Public institutions tend to create public/private agencies to do a kind of lobbying that is not representative of the profession, using the full influence of the government sphere to offer companies services that may also be available from private companies. These bodies also serve to place people in official positions in exchange for their services without considering their real capacities. This unfair competition distorts the rules of the sector by trying to create an ecosystem that is not healthy. What a strange way for public authorities to act, in the midst of the yellow vest crisis, to encroach on a market of free competition when institutions are in no way bound by an obligation to be profitable. How can we imagine the pursuit of a healthy economy in this perspective? We must not forget that the vast majority of entrepreneurs in France, as well as in our sector, are SMEs and very small businesses. The list of markets that the authorities are trying to appropriate is long and what is currently being put in place is probably only the tip of the iceberg.

While this iceberg remains in territorial waters we should remember that the tourism challenges for French and European players go beyond their boundaries. It doesn't seem does not seem normal that there is such a reluctance on the part of public investors in France and Europe to support entrepreneurs abroad; to help them gain market share in other countries. "All the Qatari, Chinese and other investment funds… are on the offensive on all markets, ready to seize the best opportunities, while we are always on the defensive." Aside from a few powerful groups, we are not helping businesses develop exportation despite being in a global economy.

In our businesses, supply creates demand and fortifies what exists. We should thus capitalize on all these nurseries to cultivate futur treasures and export them very early in order to familiarize international clientele with our brands and concepts and strengthen our businesses so they may rival one another worldwide.

"As a destination, France has major assets, it has a flourishing natural and patrimonial diversity, strong brands where our industry's leaders have invested colossal sums through their groups." AccorHotels, Club Med, LVMH, Kering, Pierre&Vacances… are just a few… It may also include territorial labels with high levels of awareness: Champagne, Bordeaux, Bourgogne, Paris… to attract tourist from all over. The government holds all the cards to promote these treasures that are loaded with history and renown and thus attract increasing volumes of visitors, rather than dispersing to do jobs whose legitimacy belongs to private sector companies and where government expertise is limited.

France is also part of the European Union; one might wonder upon observing what happened to the dream of the CECA? 6 European governments came together nearly 70 years ago to combine forces. Over time, others came on board, believing in what the European Union could offer them. But where are we now?
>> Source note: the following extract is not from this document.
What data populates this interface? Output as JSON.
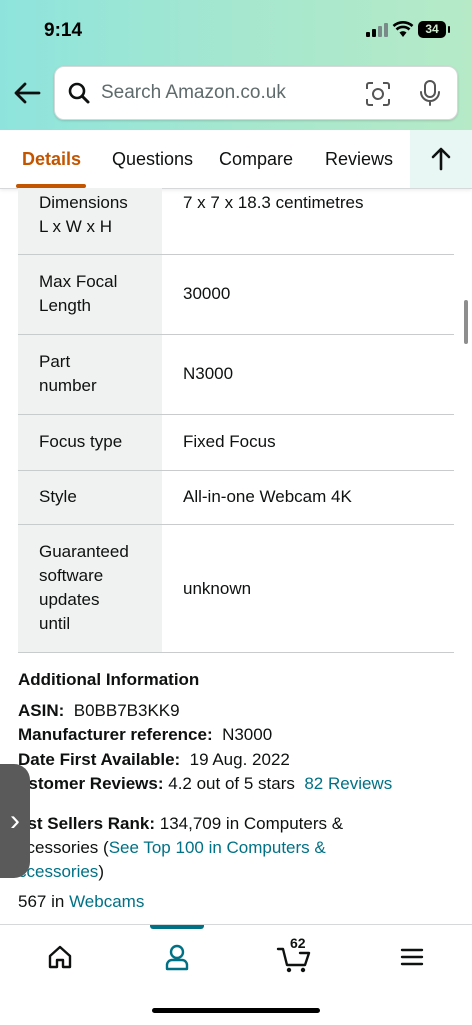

Now that France and neighboring Italy can't get along and the European commission refuses the creation of a railroad giant, one wonders what route Europe is trying to follow. Moreover even if we add up all 27 countries in the EU, Europe far from being the leading tourist destination worldwide. The absence of a shared strategy prevents the sector from rivaling with the major companies on the web. The GAFA are also increasingly interested in tourism products and now have the means to extend their hold on this industry by conquering massive market shares, if nothing happens first. We hope that this European vessel is able to resume its course… this will also depend on our politicians who will need to be capable of taking on these challenges.